From high gas costs and park admission fares to lodging and the price of eating out every night, the expenses can add up quickly. But at the same time, it's very possible to do road trips cheaply and efficiently. Without the headache of worrying about how much money you're leaking, you can enjoy the open road a whole lot more. Here's how to save money on a road trip.

1. Prepare Your Budget, Route, and Packing List in Advance

If you want to save money on a road trip, be sure you're ready to go. Try to count up all your expenses before you hit the road and create a budget. It's also a good idea to plan your route in advance so you don't end up taking unnecessary, gas-guzzling detours. And finally, be sure to pack in advance so you don't find yourself having to buy tons of things you forgot along the way.

2. Book Cheap Accommodations — Or Try Camping

All those motel rooms can add up surprisingly quick, but camping is often cheap or free, and it's a great way to get intimate with the place you're visiting. You can check the Bureau of Land Management's website for free campsites. Freecampsite.com also provides great information on If you don't have a tent or don't want to camp every night, try booking cheap Airbnbs or booking hotels in advance, making sure to compare prices.

Camping camping road tripConde Nast Traveler

If you're planning on sleeping in your car, a few tips: WalMart allows all-night parking, as do many 24-hour gyms. (Buying a membership to Planet Fitness or something like it also gives you a great place to stop, shower, and recharge while on the road).

3. Bring Food From Home

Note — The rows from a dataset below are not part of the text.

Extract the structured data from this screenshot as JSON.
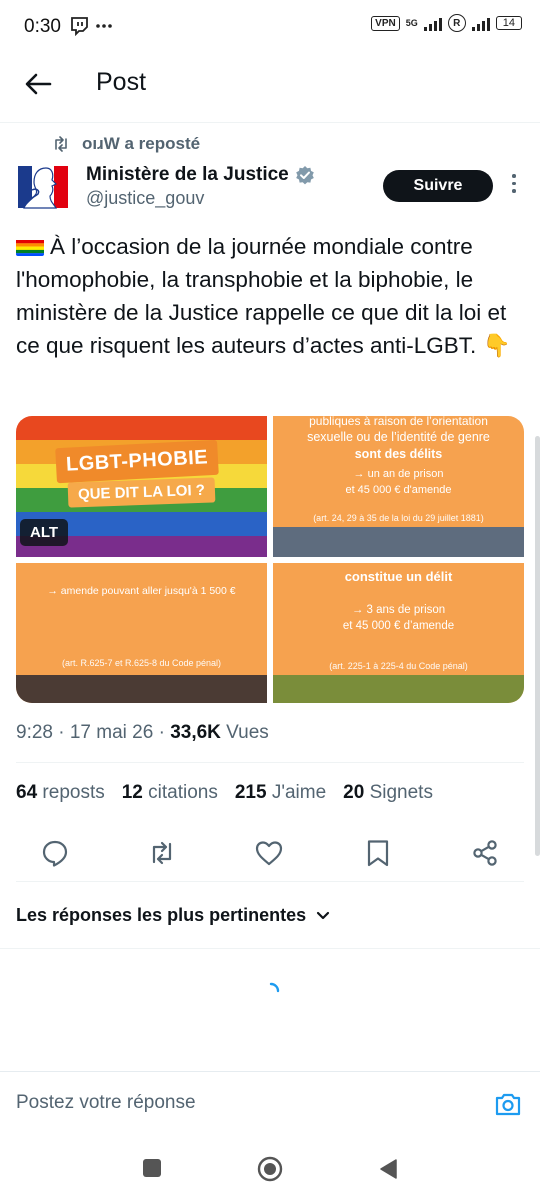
{
  "status_bar": {
    "time": "0:30",
    "left_icons": "📺 ···",
    "vpn": "VPN",
    "network": "5G",
    "carrier_icon": "R",
    "battery": "14"
  },
  "header": {
    "title": "Post"
  },
  "post": {
    "reposted_by": "oıɹW a reposté",
    "author_name": "Ministère de la Justice",
    "author_handle": "@justice_gouv",
    "follow_label": "Suivre",
    "text": "À l’occasion de la journée mondiale contre l'homophobie, la transphobie et la biphobie, le ministère de la Justice rappelle ce que dit la loi et ce que risquent les auteurs d’actes anti-LGBT. 👇",
    "media": {
      "alt_label": "ALT",
      "img1_title": "LGBT-PHOBIE",
      "img1_subtitle": "QUE DIT LA LOI ?",
      "img2_line1": "publiques à raison de l’orientation",
      "img2_line2": "sexuelle ou de l’identité de genre",
      "img2_line3": "sont des délits",
      "img2_line4": "→ un an de prison",
      "img2_line5": "et 45 000 € d'amende",
      "img2_ref": "(art. 24, 29 à 35 de la loi du 29 juillet 1881)",
      "img3_line1": "→ amende pouvant aller jusqu'à 1 500 €",
      "img3_ref": "(art. R.625-7 et R.625-8 du Code pénal)",
      "img4_line1": "constitue un délit",
      "img4_line2": "→ 3 ans de prison",
      "img4_line3": "et 45 000 € d’amende",
      "img4_ref": "(art. 225-1 à 225-4 du Code pénal)"
    },
    "time": "9:28 · 17 mai 26 · ",
    "views_count": "33,6K",
    "views_label": " Vues",
    "stats": {
      "reposts_count": "64",
      "reposts_label": "reposts",
      "quotes_count": "12",
      "quotes_label": "citations",
      "likes_count": "215",
      "likes_label": "J'aime",
      "bookmarks_count": "20",
      "bookmarks_label": "Signets"
    }
  },
  "replies_sort_label": "Les réponses les plus pertinentes",
  "reply_placeholder": "Postez votre réponse",
  "colors": {
    "accent": "#1d9bf0",
    "follow_bg": "#0f1419",
    "image_orange": "#f6a24f"
  }
}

Don't go on a road trip expecting to subsist on fast food alone. You'll wind up feeling like shit, and it'll drain your pocketbook stunningly quickly. Instead, be sure to bring food from home. Consider buying a gas stove and a coffee pot for easy on-the-go meals, and make sure you bring substantial snacks to satiate midday or late night cravings so you can avoid getting those late night Mickey D's expeditions.

Try bringing your own cooler, filling it with easy stuff for breakfast and lunch — some bread and peanut butter and jelly will go a long way. Bring your own utensils, plates, and napkins, and avoid buying bottled water by packing some big water jugs and a reusable water bottle. Alternatively, try staying at hotels or Airbnbs with kitchens so you can cook there.

4. Avoid Tolls

Apps like Google Maps and Waze point out toll locations, so be sure to avoid those to save those pennies. (If it takes you too far off route, you might have to bite the bullet and drive across that expensive bridge).

You can also save on parking fees by using sites like Parkopedia.

Road Trip Road TripThe Orange Backpack


5. Save on Gas

Gas can get pricy incredibly fast, so be sure that you're stopping at cheap gas stations. Free apps like GasBuddy help you find the most affordable gas prices in the area. Also, try going the speed limit on the highways — anything faster will burn through your tank. Be sure that you don't wait till you arrive at touristy locations or big cities to fill up.

6. Get a National Park Pass

All those parks can get really expensive really fast. If you're planning on visiting three or more parks, it's a great idea to get an America the Beautiful National Parks Pass. For $80 you can get into every National Park for one year.